:: Work request ::
Please count the lines in these records that contain "return" and give only that count.

Component data from apps and pages
______

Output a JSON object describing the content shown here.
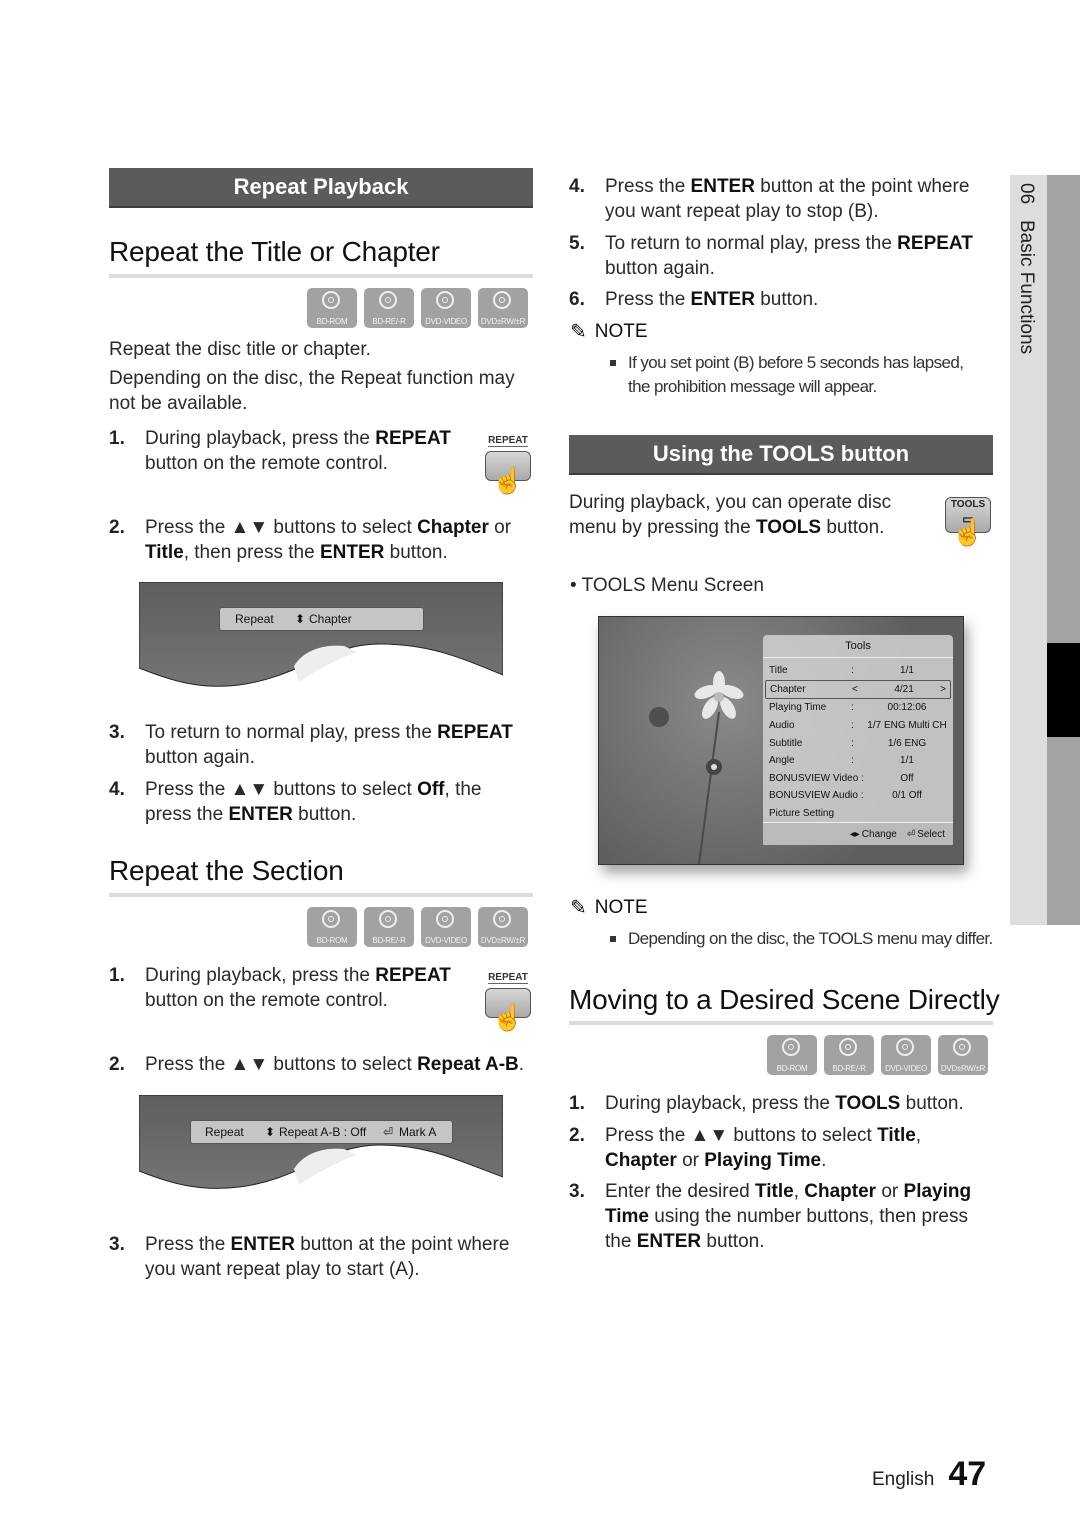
{
  "left": {
    "banner": "Repeat Playback",
    "section1": {
      "title": "Repeat the Title or Chapter",
      "discs": [
        "BD-ROM",
        "BD-RE/-R",
        "DVD-VIDEO",
        "DVD±RW/±R"
      ],
      "intro1": "Repeat the disc title or chapter.",
      "intro2": "Depending on the disc, the Repeat function may not be available.",
      "remote_label": "REPEAT",
      "steps": [
        {
          "num": "1.",
          "parts": [
            "During playback, press the ",
            "REPEAT",
            " button on the remote control."
          ]
        },
        {
          "num": "2.",
          "parts": [
            "Press the ▲▼ buttons to select ",
            "Chapter",
            " or ",
            "Title",
            ", then press the ",
            "ENTER",
            " button."
          ]
        },
        {
          "num": "3.",
          "parts": [
            "To return to normal play, press the ",
            "REPEAT",
            " button again."
          ]
        },
        {
          "num": "4.",
          "parts": [
            "Press the ▲▼ buttons to select ",
            "Off",
            ", the press the ",
            "ENTER",
            " button."
          ]
        }
      ],
      "osd": {
        "label": "Repeat",
        "arrow": "⬍",
        "value": "Chapter"
      }
    },
    "section2": {
      "title": "Repeat the Section",
      "discs": [
        "BD-ROM",
        "BD-RE/-R",
        "DVD-VIDEO",
        "DVD±RW/±R"
      ],
      "remote_label": "REPEAT",
      "steps": [
        {
          "num": "1.",
          "parts": [
            "During playback, press the ",
            "REPEAT",
            " button on the remote control."
          ]
        },
        {
          "num": "2.",
          "parts": [
            "Press the ▲▼ buttons to select ",
            "Repeat A-B",
            "."
          ]
        },
        {
          "num": "3.",
          "parts": [
            "Press the ",
            "ENTER",
            " button at the point where you want repeat play to start (A)."
          ]
        }
      ],
      "osd": {
        "label": "Repeat",
        "arrow": "⬍",
        "value": "Repeat A-B : Off",
        "enter_icon": "⏎",
        "action": "Mark A"
      }
    }
  },
  "right": {
    "steps_cont": [
      {
        "num": "4.",
        "parts": [
          "Press the ",
          "ENTER",
          " button at the point where you want repeat play to stop (B)."
        ]
      },
      {
        "num": "5.",
        "parts": [
          "To return to normal play, press the ",
          "REPEAT",
          " button again."
        ]
      },
      {
        "num": "6.",
        "parts": [
          "Press the ",
          "ENTER",
          " button."
        ]
      }
    ],
    "note1": {
      "heading": "NOTE",
      "items": [
        "If you set point (B) before 5 seconds has lapsed, the prohibition message will appear."
      ]
    },
    "banner": "Using the TOOLS button",
    "tools_intro": [
      "During playback, you can operate disc menu by pressing the ",
      "TOOLS",
      " button."
    ],
    "tools_remote_label": "TOOLS",
    "bullet": "TOOLS Menu Screen",
    "tools_menu": {
      "title": "Tools",
      "rows": [
        {
          "key": "Title",
          "sep": ":",
          "value": "1/1"
        },
        {
          "key": "Chapter",
          "sep": "<",
          "value": "4/21",
          "end": ">",
          "selected": true
        },
        {
          "key": "Playing Time",
          "sep": ":",
          "value": "00:12:06"
        },
        {
          "key": "Audio",
          "sep": ":",
          "value": "1/7 ENG Multi CH"
        },
        {
          "key": "Subtitle",
          "sep": ":",
          "value": "1/6 ENG"
        },
        {
          "key": "Angle",
          "sep": ":",
          "value": "1/1"
        },
        {
          "key": "BONUSVIEW Video :",
          "sep": "",
          "value": "Off"
        },
        {
          "key": "BONUSVIEW Audio :",
          "sep": "",
          "value": "0/1 Off"
        },
        {
          "key": "Picture Setting",
          "sep": "",
          "value": ""
        }
      ],
      "footer_change": "Change",
      "footer_select": "Select"
    },
    "note2": {
      "heading": "NOTE",
      "items": [
        "Depending on the disc, the TOOLS menu may differ."
      ]
    },
    "section3": {
      "title": "Moving to a Desired Scene Directly",
      "discs": [
        "BD-ROM",
        "BD-RE/-R",
        "DVD-VIDEO",
        "DVD±RW/±R"
      ],
      "steps": [
        {
          "num": "1.",
          "parts": [
            "During playback, press the ",
            "TOOLS",
            " button."
          ]
        },
        {
          "num": "2.",
          "parts": [
            "Press the ▲▼ buttons to select ",
            "Title",
            ", ",
            "Chapter",
            " or ",
            "Playing Time",
            "."
          ]
        },
        {
          "num": "3.",
          "parts": [
            "Enter the desired ",
            "Title",
            ", ",
            "Chapter",
            " or ",
            "Playing Time",
            " using the number buttons, then press the ",
            "ENTER",
            " button."
          ]
        }
      ]
    }
  },
  "side_tab": {
    "chapter": "06",
    "label": "Basic Functions"
  },
  "footer": {
    "language": "English",
    "page": "47"
  }
}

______

:: Result ::
2